*Task instructions*:
Set the entries below down again, please. Match them exactly.

*Data excerpts*:

____________________

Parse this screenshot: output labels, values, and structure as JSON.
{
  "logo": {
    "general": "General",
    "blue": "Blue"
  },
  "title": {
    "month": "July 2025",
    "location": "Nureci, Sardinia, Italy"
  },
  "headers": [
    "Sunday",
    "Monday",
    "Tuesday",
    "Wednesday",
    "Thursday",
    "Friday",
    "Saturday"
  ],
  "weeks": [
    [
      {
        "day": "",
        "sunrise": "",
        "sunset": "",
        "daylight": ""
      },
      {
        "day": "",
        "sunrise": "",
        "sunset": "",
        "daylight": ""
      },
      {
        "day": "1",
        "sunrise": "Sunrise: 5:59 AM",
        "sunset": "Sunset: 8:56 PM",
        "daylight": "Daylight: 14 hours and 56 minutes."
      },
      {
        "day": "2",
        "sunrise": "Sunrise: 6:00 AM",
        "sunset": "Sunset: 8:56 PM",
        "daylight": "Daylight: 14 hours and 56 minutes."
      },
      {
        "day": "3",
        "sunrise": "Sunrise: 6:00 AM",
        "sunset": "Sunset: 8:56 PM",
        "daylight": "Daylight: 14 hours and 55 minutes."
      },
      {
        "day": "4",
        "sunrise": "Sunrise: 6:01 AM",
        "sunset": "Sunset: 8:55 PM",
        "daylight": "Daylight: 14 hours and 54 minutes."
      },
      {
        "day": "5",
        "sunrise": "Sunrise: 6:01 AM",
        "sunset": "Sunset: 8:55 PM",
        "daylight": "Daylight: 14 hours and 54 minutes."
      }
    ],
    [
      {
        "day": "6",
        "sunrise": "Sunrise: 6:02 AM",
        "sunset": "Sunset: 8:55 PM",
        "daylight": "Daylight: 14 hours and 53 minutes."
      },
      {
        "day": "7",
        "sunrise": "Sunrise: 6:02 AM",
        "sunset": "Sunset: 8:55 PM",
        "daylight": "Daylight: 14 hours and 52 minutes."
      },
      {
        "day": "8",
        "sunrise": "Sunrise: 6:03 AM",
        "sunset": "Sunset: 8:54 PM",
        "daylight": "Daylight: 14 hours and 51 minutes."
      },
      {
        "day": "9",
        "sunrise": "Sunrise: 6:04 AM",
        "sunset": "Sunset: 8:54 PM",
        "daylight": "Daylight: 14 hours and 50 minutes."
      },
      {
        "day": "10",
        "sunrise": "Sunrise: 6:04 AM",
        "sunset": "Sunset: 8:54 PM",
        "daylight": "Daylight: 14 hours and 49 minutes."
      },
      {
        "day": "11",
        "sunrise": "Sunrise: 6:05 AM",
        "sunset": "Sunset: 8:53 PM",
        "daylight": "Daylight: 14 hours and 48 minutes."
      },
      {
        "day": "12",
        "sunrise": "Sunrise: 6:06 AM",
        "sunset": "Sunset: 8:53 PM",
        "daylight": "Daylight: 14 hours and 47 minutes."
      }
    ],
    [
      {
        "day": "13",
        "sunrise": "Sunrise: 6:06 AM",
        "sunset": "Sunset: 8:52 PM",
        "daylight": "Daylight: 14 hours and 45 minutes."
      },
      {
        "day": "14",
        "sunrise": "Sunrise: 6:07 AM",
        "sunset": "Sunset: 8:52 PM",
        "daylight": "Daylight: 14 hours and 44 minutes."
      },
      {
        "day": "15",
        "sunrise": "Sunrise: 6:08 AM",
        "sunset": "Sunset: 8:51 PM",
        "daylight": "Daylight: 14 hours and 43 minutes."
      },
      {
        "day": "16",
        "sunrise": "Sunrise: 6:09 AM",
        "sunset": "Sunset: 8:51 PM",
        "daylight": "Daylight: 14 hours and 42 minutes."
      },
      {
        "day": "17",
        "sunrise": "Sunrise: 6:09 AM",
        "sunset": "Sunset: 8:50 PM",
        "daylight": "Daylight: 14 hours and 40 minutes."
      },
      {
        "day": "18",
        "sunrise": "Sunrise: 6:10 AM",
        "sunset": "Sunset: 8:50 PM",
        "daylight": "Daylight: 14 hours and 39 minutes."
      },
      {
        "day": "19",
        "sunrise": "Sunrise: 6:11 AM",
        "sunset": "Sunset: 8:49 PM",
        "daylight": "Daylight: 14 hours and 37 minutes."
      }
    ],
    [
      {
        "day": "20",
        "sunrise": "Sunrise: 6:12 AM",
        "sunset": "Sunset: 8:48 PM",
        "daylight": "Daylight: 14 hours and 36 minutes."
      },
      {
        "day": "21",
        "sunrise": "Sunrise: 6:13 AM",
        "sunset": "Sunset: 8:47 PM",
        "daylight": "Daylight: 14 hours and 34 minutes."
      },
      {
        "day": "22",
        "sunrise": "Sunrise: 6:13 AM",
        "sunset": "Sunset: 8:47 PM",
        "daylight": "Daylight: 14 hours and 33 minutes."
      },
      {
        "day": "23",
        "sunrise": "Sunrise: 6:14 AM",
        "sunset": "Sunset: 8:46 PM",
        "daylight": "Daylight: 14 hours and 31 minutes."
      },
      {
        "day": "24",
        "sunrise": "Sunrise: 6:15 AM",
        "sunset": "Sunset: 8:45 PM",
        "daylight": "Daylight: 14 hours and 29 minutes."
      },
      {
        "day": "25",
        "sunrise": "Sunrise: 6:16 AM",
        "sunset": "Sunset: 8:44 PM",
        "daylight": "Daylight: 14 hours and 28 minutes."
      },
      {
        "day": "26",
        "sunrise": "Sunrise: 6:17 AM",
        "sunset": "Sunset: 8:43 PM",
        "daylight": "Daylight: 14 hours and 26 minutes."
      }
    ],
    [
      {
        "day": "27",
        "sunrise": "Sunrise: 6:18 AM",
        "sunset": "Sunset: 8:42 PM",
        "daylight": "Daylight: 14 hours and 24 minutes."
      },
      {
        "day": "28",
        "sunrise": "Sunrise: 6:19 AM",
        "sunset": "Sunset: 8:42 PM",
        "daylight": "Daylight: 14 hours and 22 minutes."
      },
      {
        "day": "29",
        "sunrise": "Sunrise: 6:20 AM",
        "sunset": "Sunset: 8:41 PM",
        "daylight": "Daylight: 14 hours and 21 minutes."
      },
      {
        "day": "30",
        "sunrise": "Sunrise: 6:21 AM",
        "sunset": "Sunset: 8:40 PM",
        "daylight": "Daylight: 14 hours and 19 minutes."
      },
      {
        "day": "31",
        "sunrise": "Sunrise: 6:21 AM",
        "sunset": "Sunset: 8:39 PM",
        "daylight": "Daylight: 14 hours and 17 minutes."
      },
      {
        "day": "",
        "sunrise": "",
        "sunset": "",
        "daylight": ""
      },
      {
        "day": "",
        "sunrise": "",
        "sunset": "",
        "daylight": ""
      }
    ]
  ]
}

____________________

*Solution for this exercise*:
Parse this screenshot: output labels, values, and structure as JSON.
{
  "logo": {
    "general": "General",
    "blue": "Blue"
  },
  "title": {
    "month": "July 2025",
    "location": "Nureci, Sardinia, Italy"
  },
  "headers": [
    "Sunday",
    "Monday",
    "Tuesday",
    "Wednesday",
    "Thursday",
    "Friday",
    "Saturday"
  ],
  "weeks": [
    [
      {
        "day": "",
        "sunrise": "",
        "sunset": "",
        "daylight": ""
      },
      {
        "day": "",
        "sunrise": "",
        "sunset": "",
        "daylight": ""
      },
      {
        "day": "1",
        "sunrise": "Sunrise: 5:59 AM",
        "sunset": "Sunset: 8:56 PM",
        "daylight": "Daylight: 14 hours and 56 minutes."
      },
      {
        "day": "2",
        "sunrise": "Sunrise: 6:00 AM",
        "sunset": "Sunset: 8:56 PM",
        "daylight": "Daylight: 14 hours and 56 minutes."
      },
      {
        "day": "3",
        "sunrise": "Sunrise: 6:00 AM",
        "sunset": "Sunset: 8:56 PM",
        "daylight": "Daylight: 14 hours and 55 minutes."
      },
      {
        "day": "4",
        "sunrise": "Sunrise: 6:01 AM",
        "sunset": "Sunset: 8:55 PM",
        "daylight": "Daylight: 14 hours and 54 minutes."
      },
      {
        "day": "5",
        "sunrise": "Sunrise: 6:01 AM",
        "sunset": "Sunset: 8:55 PM",
        "daylight": "Daylight: 14 hours and 54 minutes."
      }
    ],
    [
      {
        "day": "6",
        "sunrise": "Sunrise: 6:02 AM",
        "sunset": "Sunset: 8:55 PM",
        "daylight": "Daylight: 14 hours and 53 minutes."
      },
      {
        "day": "7",
        "sunrise": "Sunrise: 6:02 AM",
        "sunset": "Sunset: 8:55 PM",
        "daylight": "Daylight: 14 hours and 52 minutes."
      },
      {
        "day": "8",
        "sunrise": "Sunrise: 6:03 AM",
        "sunset": "Sunset: 8:54 PM",
        "daylight": "Daylight: 14 hours and 51 minutes."
      },
      {
        "day": "9",
        "sunrise": "Sunrise: 6:04 AM",
        "sunset": "Sunset: 8:54 PM",
        "daylight": "Daylight: 14 hours and 50 minutes."
      },
      {
        "day": "10",
        "sunrise": "Sunrise: 6:04 AM",
        "sunset": "Sunset: 8:54 PM",
        "daylight": "Daylight: 14 hours and 49 minutes."
      },
      {
        "day": "11",
        "sunrise": "Sunrise: 6:05 AM",
        "sunset": "Sunset: 8:53 PM",
        "daylight": "Daylight: 14 hours and 48 minutes."
      },
      {
        "day": "12",
        "sunrise": "Sunrise: 6:06 AM",
        "sunset": "Sunset: 8:53 PM",
        "daylight": "Daylight: 14 hours and 47 minutes."
      }
    ],
    [
      {
        "day": "13",
        "sunrise": "Sunrise: 6:06 AM",
        "sunset": "Sunset: 8:52 PM",
        "daylight": "Daylight: 14 hours and 45 minutes."
      },
      {
        "day": "14",
        "sunrise": "Sunrise: 6:07 AM",
        "sunset": "Sunset: 8:52 PM",
        "daylight": "Daylight: 14 hours and 44 minutes."
      },
      {
        "day": "15",
        "sunrise": "Sunrise: 6:08 AM",
        "sunset": "Sunset: 8:51 PM",
        "daylight": "Daylight: 14 hours and 43 minutes."
      },
      {
        "day": "16",
        "sunrise": "Sunrise: 6:09 AM",
        "sunset": "Sunset: 8:51 PM",
        "daylight": "Daylight: 14 hours and 42 minutes."
      },
      {
        "day": "17",
        "sunrise": "Sunrise: 6:09 AM",
        "sunset": "Sunset: 8:50 PM",
        "daylight": "Daylight: 14 hours and 40 minutes."
      },
      {
        "day": "18",
        "sunrise": "Sunrise: 6:10 AM",
        "sunset": "Sunset: 8:50 PM",
        "daylight": "Daylight: 14 hours and 39 minutes."
      },
      {
        "day": "19",
        "sunrise": "Sunrise: 6:11 AM",
        "sunset": "Sunset: 8:49 PM",
        "daylight": "Daylight: 14 hours and 37 minutes."
      }
    ],
    [
      {
        "day": "20",
        "sunrise": "Sunrise: 6:12 AM",
        "sunset": "Sunset: 8:48 PM",
        "daylight": "Daylight: 14 hours and 36 minutes."
      },
      {
        "day": "21",
        "sunrise": "Sunrise: 6:13 AM",
        "sunset": "Sunset: 8:47 PM",
        "daylight": "Daylight: 14 hours and 34 minutes."
      },
      {
        "day": "22",
        "sunrise": "Sunrise: 6:13 AM",
        "sunset": "Sunset: 8:47 PM",
        "daylight": "Daylight: 14 hours and 33 minutes."
      },
      {
        "day": "23",
        "sunrise": "Sunrise: 6:14 AM",
        "sunset": "Sunset: 8:46 PM",
        "daylight": "Daylight: 14 hours and 31 minutes."
      },
      {
        "day": "24",
        "sunrise": "Sunrise: 6:15 AM",
        "sunset": "Sunset: 8:45 PM",
        "daylight": "Daylight: 14 hours and 29 minutes."
      },
      {
        "day": "25",
        "sunrise": "Sunrise: 6:16 AM",
        "sunset": "Sunset: 8:44 PM",
        "daylight": "Daylight: 14 hours and 28 minutes."
      },
      {
        "day": "26",
        "sunrise": "Sunrise: 6:17 AM",
        "sunset": "Sunset: 8:43 PM",
        "daylight": "Daylight: 14 hours and 26 minutes."
      }
    ],
    [
      {
        "day": "27",
        "sunrise": "Sunrise: 6:18 AM",
        "sunset": "Sunset: 8:42 PM",
        "daylight": "Daylight: 14 hours and 24 minutes."
      },
      {
        "day": "28",
        "sunrise": "Sunrise: 6:19 AM",
        "sunset": "Sunset: 8:42 PM",
        "daylight": "Daylight: 14 hours and 22 minutes."
      },
      {
        "day": "29",
        "sunrise": "Sunrise: 6:20 AM",
        "sunset": "Sunset: 8:41 PM",
        "daylight": "Daylight: 14 hours and 21 minutes."
      },
      {
        "day": "30",
        "sunrise": "Sunrise: 6:21 AM",
        "sunset": "Sunset: 8:40 PM",
        "daylight": "Daylight: 14 hours and 19 minutes."
      },
      {
        "day": "31",
        "sunrise": "Sunrise: 6:21 AM",
        "sunset": "Sunset: 8:39 PM",
        "daylight": "Daylight: 14 hours and 17 minutes."
      },
      {
        "day": "",
        "sunrise": "",
        "sunset": "",
        "daylight": ""
      },
      {
        "day": "",
        "sunrise": "",
        "sunset": "",
        "daylight": ""
      }
    ]
  ]
}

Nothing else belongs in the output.